Starting this week, private health insurers are prohibited from providing benefits for a number of natural therapies. This understand aromatherapy, western herbalism, homeopathy, naturopathy, pilates, reflexology, Rolfing (soft tissue manipulation), Shiatsu, tai chi, yoga and half a dozen others.
The purpose of these changes is to prevent taxpayers from subsidizing these therapies. But the way the changes were legislated will have many unintended consequences.
Why have some therapies been removed?
The therapies were removed after a 2013 government review could not find significant evidence of the clinical effectiveness of these therapies.
Based on the review, a ministerial committee concluded that these therapies should no longer attract taxpayer subsidies under private health insurance.
Taxpayers subsidize natural therapies through private health insurance reimbursement, which covers about 25% premium cost.
This discount itself is controversial. It costs the government about $6 billion a year and many specialists questioned whether this was an efficient use of taxpayers’ funds.
However, current government policy is to subsidize premiums. So ensuring taxpayer dollars are focused on therapies that work is a laudable goal.
How does the law prohibit therapies?
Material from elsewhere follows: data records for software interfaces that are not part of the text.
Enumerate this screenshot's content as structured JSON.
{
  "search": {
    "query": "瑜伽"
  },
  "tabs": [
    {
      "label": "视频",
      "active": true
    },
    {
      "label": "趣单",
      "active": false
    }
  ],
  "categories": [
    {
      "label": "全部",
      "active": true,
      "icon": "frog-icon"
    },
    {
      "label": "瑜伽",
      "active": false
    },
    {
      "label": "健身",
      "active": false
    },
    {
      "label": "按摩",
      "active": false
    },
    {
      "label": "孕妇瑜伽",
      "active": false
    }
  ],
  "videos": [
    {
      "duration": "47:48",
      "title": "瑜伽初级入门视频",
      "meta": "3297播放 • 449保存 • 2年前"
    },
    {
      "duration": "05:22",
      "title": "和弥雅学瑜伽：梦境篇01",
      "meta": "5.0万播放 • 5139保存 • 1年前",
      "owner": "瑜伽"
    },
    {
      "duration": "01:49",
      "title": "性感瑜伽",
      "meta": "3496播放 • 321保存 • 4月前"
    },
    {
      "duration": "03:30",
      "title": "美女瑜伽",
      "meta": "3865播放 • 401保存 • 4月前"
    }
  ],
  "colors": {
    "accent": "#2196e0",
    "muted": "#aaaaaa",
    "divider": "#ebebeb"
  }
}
Government subsidies for private health insurance premiums are governed by legislationwith practical considerations fleshed out in regulations. Government subsidy exclusions would typically be incorporated into these mechanisms.
Chinese medicine, chiropractic and massage therapy are not listed and may still attract private health insurance benefits.
The 2013 review noted evidence for some of the natural therapies on the list, but excluded them because they were limited to specific conditions or situations. Evidence of the Buteyko breathing technique, for example, limited to asthma.
This limitation may justify a restriction of direct benefits. However, the legislation requires that any package of care or asthma management program that attracts benefits specifically excludes Buteyko, even if the insurer does not pay Buteyko directly.
Organizations can still technically offer these services if they are completely separated clinically and administratively from the reimbursable elements. But the reality is that it creates an almost impossible barrier. Natural therapies on this list can no longer interact, interface or integrate with reimbursable services.
The Ministry of Health private health insurance advisor admitted as much, noting that it would be nearly impossible for insurers – or organizations accepting insurance – to overcome the hurdles and offer natural therapy services.
If the legislation had focused on removing subsidies, there would have been few problems. But the legislation’s “prohibitive list” is highly unusual.
If the therapies work, won’t they be allowed to come back?
The changes have a number of structural issues.
There is no formal process for updating the list as the evidence evolves. This means that the therapies remain prohibited until otherwise legislated and that other therapies cannot be added easily.
By virtue of not being included in the list, reiki and crystal healing are eligible for benefits.
In the meantime, the review is already outdated. It looked at systematic reviews published between 2008 and 2013 and did not look at original research at all. The search criteria for the review were narrow and may not reflect practice. The review excluded evidence for individual herbal medicines, for example, because it did not believe these data were relevant to the practice of herbalism.
Meta-analyses now show that yoga is effective in conditions such as Diabetes and Back ache. Yoga is now recommended as first-line treatment for low back pain United Kingdom. And NATO recommends military health services use yoga for post-traumatic stress disorder and back pain.
This legislation makes similar programs almost impossible to replicate in Australia.
At the very least, the Department of Health should update the review to ensure that evidence on which they based this decision is common.
We need an evidence-based approach to natural therapies. But these changes impede access to therapies that are known to work, encourage therapies that are known not to work, and reduce the ability of researchers to study what works and what doesn’t.
*The author’s statement has been updated since this article was first published.